In order to install the sun screen 20 in a vehicle windshield, it is simply necessary to place the bottom support members 44 of the compression rod on the upper surface of the dashboard 12 adjacent to the lower corners of the windshield, and to press downwardly on the upper portions of the compression rods 42, compressing the springs 48 so that the gripping members 46 clear the visors 14 or other fixtures. Then the installer removes the downward pressure on the springs 48 so that the gripping members 46 spring upwardly, with the yoke piece 60 snapping into engagement with the pivot arms 18 of the visors 14, or with other suitable mounting fixtures. Similarly, to remove the sun screen 20, it is simply necessary to reverse the steps of the installation procedure. Once removed, the sun screen can conveniently be rolled up and stored in a handy location.
Preferably, the sun shades are individually customized to conform to the different dimensions, shapes, and special features of various makes of vehicles. In addition, the sun screen may be emblazoned with indicia indicating the make and model of the car, or other functional or ornamental material of the owner's choosing.
While the principles of the invention have now been made clear in the illustrated embodiments, there will be immediately obvious to those skilled in the art, many modifications of structure, arrangements, proportions, the elements, materials and components used in the practice of the invention and otherwise, which are particularly adapted for specific environments and operation requirements without departing from those principles. The appended claims are therefore intended to cover and embrace any such modifications within the limits only of the true spirit and scope of the invention.

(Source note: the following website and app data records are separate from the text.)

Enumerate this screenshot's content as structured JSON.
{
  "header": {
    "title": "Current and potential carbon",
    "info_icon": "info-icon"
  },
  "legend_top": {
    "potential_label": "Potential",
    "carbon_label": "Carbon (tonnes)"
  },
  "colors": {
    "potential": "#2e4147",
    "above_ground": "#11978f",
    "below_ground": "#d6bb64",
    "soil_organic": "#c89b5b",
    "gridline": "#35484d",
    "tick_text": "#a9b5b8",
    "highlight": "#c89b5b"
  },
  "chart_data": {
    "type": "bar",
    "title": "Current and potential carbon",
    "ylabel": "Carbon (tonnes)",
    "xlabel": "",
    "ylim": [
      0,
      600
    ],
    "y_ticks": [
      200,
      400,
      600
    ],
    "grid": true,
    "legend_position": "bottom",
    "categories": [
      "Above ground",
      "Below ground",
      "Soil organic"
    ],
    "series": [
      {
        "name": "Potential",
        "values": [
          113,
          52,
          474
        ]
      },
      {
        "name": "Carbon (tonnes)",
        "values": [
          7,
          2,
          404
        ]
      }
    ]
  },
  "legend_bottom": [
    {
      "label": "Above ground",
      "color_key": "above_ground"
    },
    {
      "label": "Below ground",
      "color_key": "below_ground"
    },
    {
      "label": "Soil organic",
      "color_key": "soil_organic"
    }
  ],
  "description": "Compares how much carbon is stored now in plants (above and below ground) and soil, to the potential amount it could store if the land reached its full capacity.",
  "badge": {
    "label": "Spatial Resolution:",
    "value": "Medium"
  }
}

|Cited Patent||Filing date||Publication date||Applicant||Title|
|US4560245 *||Mar 2, 1984||Dec 24, 1985||Sarver Patricia I||Vehicular windshield curtain for inhibiting heat transfer|
|US4647102 *||Mar 3, 1986||Mar 3, 1987||Mozaffar Ebrahimzadeh||Windshield curtain|
|US4671558 *||Aug 13, 1986||Jun 9, 1987||Tim-Bar Corporation||Rollable sunshield for vehicles|
|US4679842 *||Jul 8, 1986||Jul 14, 1987||Hwang Change Tsai||Retractable glare shield device for automobiles|
|Citing Patent||Filing date||Publication date||Applicant||Title|
|US4883304 *||May 31, 1988||Nov 28, 1989||Elliott Everett E||Vehicular window sun shield|
|US5058942 *||Aug 27, 1990||Oct 22, 1991||Minh Do L||Permanent sunshields fully cover automobile windows|
|US5165748 *||Jun 8, 1992||Nov 24, 1992||Connor Michael J O||Extended vehicle visor|
|US6499186 *||Nov 6, 2000||Dec 31, 2002||Anita Arentsen||Hinged drapery rod|
|US6592167 *||Jan 25, 2001||Jul 15, 2003||Daimlerchrysler Ag||Screening arrangement for a rear window of a motor vehicle|
|WO1989011981A1 *||May 30, 1989||Dec 14, 1989||Elliott Everett E||Vehicular window sun shield|
|U.S. Classification||296/97.5, 160/DIG.2, 160/DIG.3, 160/370.21, 248/200.1|
|Cooperative Classification||Y10S160/03, Y10S160/02, B60J1/2011, B60J1/2091|
|European Classification||B60J1/20B, B60J1/20B3|
|Sep 2, 1992||REMI||Maintenance fee reminder mailed|
|Jan 31, 1993||LAPS||Lapse for failure to pay maintenance fees|
|Apr 13, 1993||FP||Expired due to failure to pay maintenance fee|
Effective date: 19930131